▶ **PROBLEM TO SOLVE**
Return a copy of every line in the records that includes the word "property".
++++++++++++++++++++
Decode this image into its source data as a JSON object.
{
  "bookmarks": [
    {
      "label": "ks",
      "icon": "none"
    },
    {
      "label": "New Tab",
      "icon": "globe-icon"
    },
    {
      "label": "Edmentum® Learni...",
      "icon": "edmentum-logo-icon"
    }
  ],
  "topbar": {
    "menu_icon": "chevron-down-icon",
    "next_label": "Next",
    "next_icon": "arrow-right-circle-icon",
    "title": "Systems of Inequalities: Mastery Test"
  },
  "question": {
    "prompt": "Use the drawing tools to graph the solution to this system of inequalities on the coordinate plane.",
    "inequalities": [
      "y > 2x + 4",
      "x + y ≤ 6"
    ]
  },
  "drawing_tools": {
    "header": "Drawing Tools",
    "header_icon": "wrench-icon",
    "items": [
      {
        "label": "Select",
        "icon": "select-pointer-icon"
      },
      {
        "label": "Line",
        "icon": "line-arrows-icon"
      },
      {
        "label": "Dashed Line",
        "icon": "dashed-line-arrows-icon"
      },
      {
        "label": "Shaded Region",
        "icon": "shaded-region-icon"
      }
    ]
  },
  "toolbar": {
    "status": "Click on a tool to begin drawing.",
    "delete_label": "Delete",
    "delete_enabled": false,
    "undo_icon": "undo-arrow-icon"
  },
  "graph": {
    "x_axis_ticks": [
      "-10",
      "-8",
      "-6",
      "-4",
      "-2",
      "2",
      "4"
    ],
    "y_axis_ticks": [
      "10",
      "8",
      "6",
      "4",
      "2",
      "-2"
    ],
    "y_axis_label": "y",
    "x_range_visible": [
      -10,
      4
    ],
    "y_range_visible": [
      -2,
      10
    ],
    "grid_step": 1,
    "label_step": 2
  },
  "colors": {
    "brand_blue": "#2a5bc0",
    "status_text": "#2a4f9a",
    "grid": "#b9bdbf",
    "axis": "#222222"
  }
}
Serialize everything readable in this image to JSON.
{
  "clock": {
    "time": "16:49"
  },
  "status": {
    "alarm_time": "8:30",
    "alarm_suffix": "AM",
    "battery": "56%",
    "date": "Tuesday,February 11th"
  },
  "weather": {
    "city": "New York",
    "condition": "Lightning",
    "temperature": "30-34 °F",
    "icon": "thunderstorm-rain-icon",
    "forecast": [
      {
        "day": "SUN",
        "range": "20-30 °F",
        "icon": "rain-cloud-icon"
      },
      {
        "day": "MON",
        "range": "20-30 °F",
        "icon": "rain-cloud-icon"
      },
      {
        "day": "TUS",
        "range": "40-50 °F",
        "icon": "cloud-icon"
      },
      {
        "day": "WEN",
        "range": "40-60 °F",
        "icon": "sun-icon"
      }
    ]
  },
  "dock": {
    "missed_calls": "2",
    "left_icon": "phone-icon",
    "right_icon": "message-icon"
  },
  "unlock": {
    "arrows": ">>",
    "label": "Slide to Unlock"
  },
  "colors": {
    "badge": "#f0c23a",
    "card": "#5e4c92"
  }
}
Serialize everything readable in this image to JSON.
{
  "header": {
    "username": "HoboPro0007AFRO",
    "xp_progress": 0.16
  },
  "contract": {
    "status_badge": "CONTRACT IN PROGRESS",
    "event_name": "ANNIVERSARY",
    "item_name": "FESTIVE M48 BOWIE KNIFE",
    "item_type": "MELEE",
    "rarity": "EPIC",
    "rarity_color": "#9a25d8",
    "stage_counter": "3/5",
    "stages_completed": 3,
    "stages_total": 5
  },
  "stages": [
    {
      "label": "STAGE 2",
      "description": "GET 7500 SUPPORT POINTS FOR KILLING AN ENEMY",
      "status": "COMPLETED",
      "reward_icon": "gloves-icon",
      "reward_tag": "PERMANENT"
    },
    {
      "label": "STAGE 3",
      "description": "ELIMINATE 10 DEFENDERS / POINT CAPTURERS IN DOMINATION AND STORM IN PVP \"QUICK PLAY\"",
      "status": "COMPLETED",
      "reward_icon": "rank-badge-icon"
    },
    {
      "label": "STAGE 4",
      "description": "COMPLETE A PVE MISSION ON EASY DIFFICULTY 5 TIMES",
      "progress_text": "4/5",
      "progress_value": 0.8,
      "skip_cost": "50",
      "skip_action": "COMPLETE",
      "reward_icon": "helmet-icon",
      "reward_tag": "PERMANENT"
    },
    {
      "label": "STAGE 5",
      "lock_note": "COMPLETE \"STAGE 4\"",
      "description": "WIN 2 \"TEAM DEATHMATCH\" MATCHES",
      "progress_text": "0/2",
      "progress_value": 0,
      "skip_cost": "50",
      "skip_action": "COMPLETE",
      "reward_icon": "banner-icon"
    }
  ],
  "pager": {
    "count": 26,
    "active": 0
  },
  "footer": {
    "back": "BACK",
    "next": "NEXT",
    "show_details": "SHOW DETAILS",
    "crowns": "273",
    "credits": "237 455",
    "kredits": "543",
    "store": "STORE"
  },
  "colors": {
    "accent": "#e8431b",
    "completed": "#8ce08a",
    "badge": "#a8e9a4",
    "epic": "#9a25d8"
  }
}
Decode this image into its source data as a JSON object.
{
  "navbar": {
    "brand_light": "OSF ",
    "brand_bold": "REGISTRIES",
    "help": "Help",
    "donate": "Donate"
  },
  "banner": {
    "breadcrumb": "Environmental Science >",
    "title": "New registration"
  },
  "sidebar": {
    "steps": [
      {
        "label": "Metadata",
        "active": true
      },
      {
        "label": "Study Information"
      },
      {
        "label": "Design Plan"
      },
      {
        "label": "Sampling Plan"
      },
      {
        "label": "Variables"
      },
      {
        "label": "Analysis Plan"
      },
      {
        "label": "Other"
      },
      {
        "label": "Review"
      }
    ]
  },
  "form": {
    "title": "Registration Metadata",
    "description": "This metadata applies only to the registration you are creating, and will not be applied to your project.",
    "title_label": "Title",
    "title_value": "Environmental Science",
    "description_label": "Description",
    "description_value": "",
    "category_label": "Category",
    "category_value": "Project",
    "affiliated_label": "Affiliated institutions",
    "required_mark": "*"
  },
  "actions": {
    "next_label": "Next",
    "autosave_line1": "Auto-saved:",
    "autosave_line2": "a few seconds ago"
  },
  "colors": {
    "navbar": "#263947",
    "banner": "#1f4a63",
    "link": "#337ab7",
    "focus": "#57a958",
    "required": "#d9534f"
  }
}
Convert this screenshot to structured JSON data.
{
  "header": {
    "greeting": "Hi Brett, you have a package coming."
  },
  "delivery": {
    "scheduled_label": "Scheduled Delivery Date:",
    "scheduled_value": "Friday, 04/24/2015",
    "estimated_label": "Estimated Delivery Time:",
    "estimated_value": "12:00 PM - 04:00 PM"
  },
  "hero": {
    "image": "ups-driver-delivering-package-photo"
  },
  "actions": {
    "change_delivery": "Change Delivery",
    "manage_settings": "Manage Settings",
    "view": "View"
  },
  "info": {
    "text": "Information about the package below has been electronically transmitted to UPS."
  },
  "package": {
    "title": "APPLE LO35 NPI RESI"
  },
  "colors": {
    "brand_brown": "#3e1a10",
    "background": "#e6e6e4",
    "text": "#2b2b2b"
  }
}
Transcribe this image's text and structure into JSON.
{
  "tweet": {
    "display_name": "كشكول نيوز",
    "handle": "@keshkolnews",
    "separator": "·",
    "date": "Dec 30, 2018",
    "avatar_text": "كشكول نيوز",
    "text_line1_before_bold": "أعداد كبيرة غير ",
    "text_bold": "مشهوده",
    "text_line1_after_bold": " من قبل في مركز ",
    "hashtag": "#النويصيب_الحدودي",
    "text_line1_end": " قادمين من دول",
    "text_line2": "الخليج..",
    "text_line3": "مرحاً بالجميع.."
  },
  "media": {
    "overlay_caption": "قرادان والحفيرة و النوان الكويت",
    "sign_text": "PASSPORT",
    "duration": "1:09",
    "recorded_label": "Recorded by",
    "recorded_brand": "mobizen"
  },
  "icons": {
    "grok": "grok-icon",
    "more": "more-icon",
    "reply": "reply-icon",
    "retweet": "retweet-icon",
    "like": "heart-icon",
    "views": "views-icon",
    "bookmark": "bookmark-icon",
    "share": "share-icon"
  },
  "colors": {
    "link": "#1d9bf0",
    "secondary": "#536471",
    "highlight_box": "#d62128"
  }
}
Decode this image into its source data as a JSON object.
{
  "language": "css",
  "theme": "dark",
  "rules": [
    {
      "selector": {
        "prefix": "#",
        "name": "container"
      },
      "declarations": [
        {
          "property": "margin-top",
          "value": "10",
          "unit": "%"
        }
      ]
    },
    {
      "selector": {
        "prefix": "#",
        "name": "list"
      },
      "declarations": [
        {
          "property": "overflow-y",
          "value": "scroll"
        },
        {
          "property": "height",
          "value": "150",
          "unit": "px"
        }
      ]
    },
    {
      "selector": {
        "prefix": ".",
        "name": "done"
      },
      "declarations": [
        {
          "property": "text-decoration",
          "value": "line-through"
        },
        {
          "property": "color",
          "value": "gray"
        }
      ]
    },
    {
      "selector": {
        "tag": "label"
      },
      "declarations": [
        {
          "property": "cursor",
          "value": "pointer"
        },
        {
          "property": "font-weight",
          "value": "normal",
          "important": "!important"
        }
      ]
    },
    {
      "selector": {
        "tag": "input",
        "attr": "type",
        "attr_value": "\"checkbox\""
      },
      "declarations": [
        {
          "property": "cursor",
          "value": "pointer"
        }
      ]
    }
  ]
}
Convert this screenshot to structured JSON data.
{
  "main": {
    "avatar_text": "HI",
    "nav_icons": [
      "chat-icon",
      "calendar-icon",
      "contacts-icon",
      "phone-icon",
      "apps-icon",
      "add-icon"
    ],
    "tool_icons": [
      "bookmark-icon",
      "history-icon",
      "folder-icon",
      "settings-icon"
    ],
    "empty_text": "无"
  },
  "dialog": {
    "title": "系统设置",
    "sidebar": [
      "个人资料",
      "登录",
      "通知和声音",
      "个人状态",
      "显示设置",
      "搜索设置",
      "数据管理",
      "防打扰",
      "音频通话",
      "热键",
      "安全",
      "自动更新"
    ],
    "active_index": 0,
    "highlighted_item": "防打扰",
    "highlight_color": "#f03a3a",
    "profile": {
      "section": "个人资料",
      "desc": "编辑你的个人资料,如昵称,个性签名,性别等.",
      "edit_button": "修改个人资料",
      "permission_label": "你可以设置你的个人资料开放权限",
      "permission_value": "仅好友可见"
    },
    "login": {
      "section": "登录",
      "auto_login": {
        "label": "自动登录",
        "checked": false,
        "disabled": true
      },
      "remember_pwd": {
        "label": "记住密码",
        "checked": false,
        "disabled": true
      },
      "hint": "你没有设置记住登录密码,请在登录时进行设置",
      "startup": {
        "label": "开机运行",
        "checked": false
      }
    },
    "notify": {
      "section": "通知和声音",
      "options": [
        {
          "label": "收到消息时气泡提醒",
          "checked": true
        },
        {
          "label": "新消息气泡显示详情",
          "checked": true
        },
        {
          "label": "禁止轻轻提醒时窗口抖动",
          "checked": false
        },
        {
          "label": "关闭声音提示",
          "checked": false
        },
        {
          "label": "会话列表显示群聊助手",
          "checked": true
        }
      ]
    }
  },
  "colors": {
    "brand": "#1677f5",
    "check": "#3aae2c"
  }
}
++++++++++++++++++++
▶ **RESULT**
          "property": "margin-top",
          "property": "overflow-y",
          "property": "height",
          "property": "text-decoration",
          "property": "color",
          "property": "cursor",
          "property": "font-weight",
          "property": "cursor",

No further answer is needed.